    [TC: No, not at this time…although for many users it could.

    Performance is always potentially an issue when you’re dealing with code that needs to be interpreted…the larger the file, the more complex the document formatting, the longer it’s going to take. IDML can be used to describe much more than text formatting.

    One of the main benefits of IDML is the fact that an InDesign document can be created and edited outside of InDesign. InDesign is only required to assemble, print/export/preview the finished document. It opens up a lot of opportunities for different types of automated workflows.

    All that said, I’m not familiar with exactly what you’re doing with your tagged text import, so I’m not sure whether or not IDML is a good fit for you or not.]

  8. Serge Basharov says:

    I didn’t work with IDML yet but I wonder if it is possible to check, for example, if my script-generated story will have overset text or not (without launching indesign).
    Thanks.

    [TC: Serge, you can estimate the length of the text outside of InDesign (editorial systems using Word rather than InCopy have been doing that for years), but only by having InDesign actually compose the text and return that composition information to you would you know definitively if there was overset text, and if so, how much.

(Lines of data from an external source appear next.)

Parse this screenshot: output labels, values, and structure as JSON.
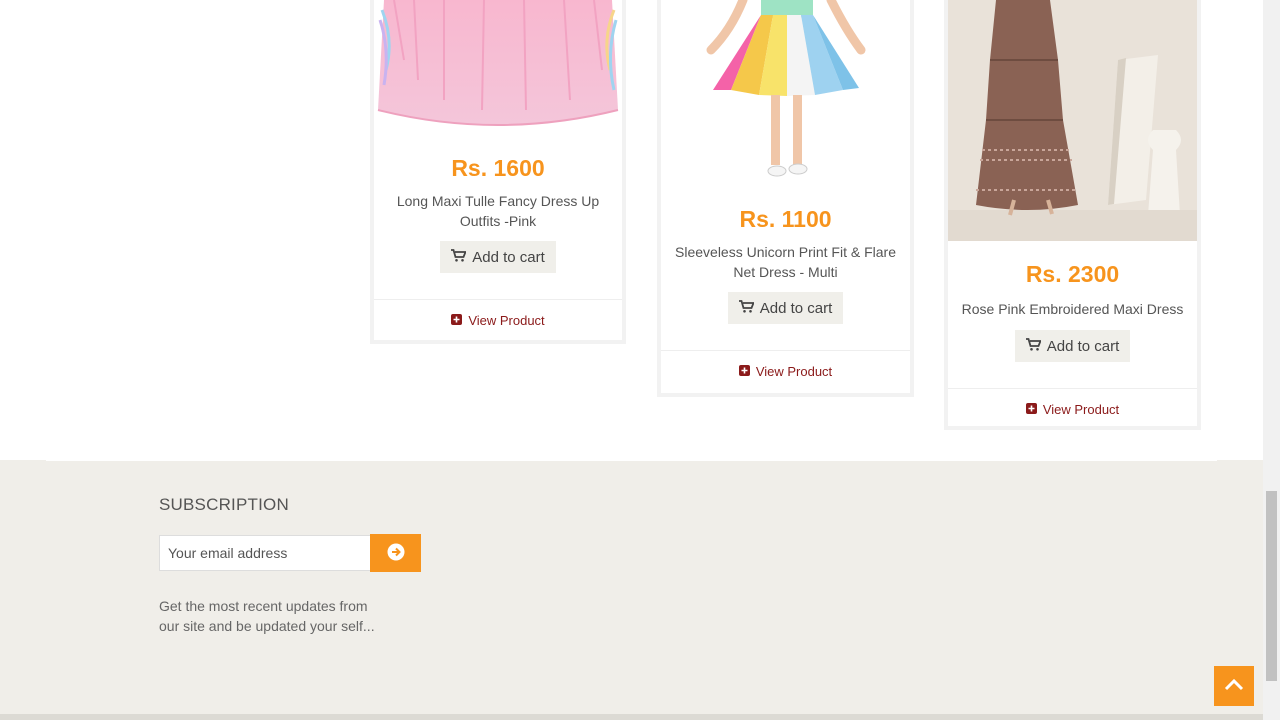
{
  "products": [
    {
      "price": "Rs. 1600",
      "name": "Long Maxi Tulle Fancy Dress Up Outfits -Pink",
      "add_to_cart": "Add to cart",
      "view": "View Product"
    },
    {
      "price": "Rs. 1100",
      "name": "Sleeveless Unicorn Print Fit & Flare Net Dress - Multi",
      "add_to_cart": "Add to cart",
      "view": "View Product"
    },
    {
      "price": "Rs. 2300",
      "name": "Rose Pink Embroidered Maxi Dress",
      "add_to_cart": "Add to cart",
      "view": "View Product"
    }
  ],
  "subscription": {
    "title": "SUBSCRIPTION",
    "placeholder": "Your email address",
    "description": "Get the most recent updates from our site and be updated your self..."
  },
  "colors": {
    "accent": "#f7941d",
    "link": "#8b1a1a",
    "footer_bg": "#f0eee9"
  },
  "icons": [
    "cart-icon",
    "plus-square-icon",
    "arrow-circle-right-icon",
    "chevron-up-icon"
  ]
}
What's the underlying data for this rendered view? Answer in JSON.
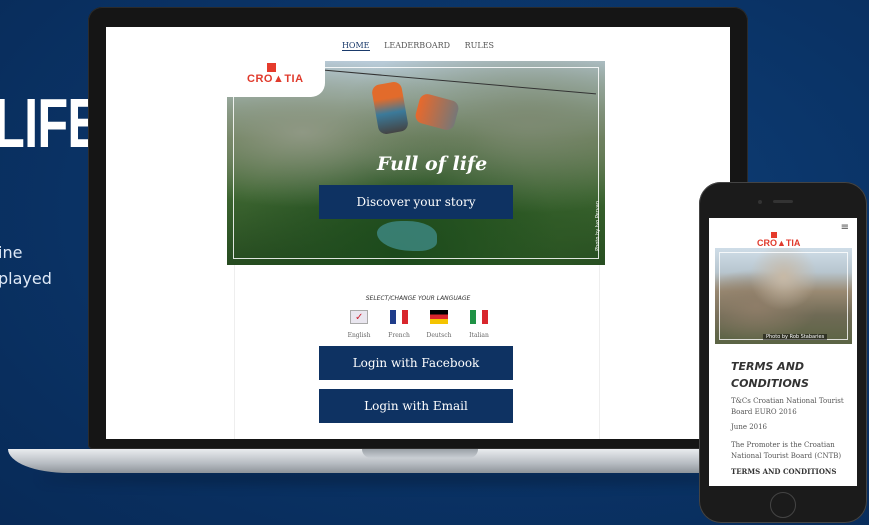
{
  "left_panel": {
    "headline": "LIFE",
    "caption_line1": "ine",
    "caption_line2": "played"
  },
  "site_nav": {
    "items": [
      {
        "label": "HOME",
        "active": true
      },
      {
        "label": "LEADERBOARD",
        "active": false
      },
      {
        "label": "RULES",
        "active": false
      }
    ]
  },
  "hero": {
    "logo_text": "CRO▲TIA",
    "title": "Full of life",
    "cta_label": "Discover your story",
    "photo_credit": "Photo by Ivo Pervan"
  },
  "language": {
    "title": "SELECT/CHANGE YOUR LANGUAGE",
    "options": [
      {
        "label": "English",
        "selected": true
      },
      {
        "label": "French",
        "selected": false
      },
      {
        "label": "Deutsch",
        "selected": false
      },
      {
        "label": "Italian",
        "selected": false
      }
    ]
  },
  "login": {
    "facebook_label": "Login with Facebook",
    "email_label": "Login with Email"
  },
  "phone": {
    "menu_icon": "hamburger-icon",
    "logo_text": "CRO▲TIA",
    "photo_credit": "Photo by Rob Stabaries",
    "terms_heading": "TERMS AND CONDITIONS",
    "line1": "T&Cs Croatian National Tourist Board EURO 2016",
    "line2": "June 2016",
    "line3": "The Promoter is the Croatian National Tourist Board (CNTB)",
    "line4": "TERMS AND CONDITIONS"
  },
  "colors": {
    "background": "#0a3366",
    "button": "#0e3262",
    "accent_red": "#e03a2c"
  }
}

In an automated workflow, this is normally done by handing the story off to InDesign Server.]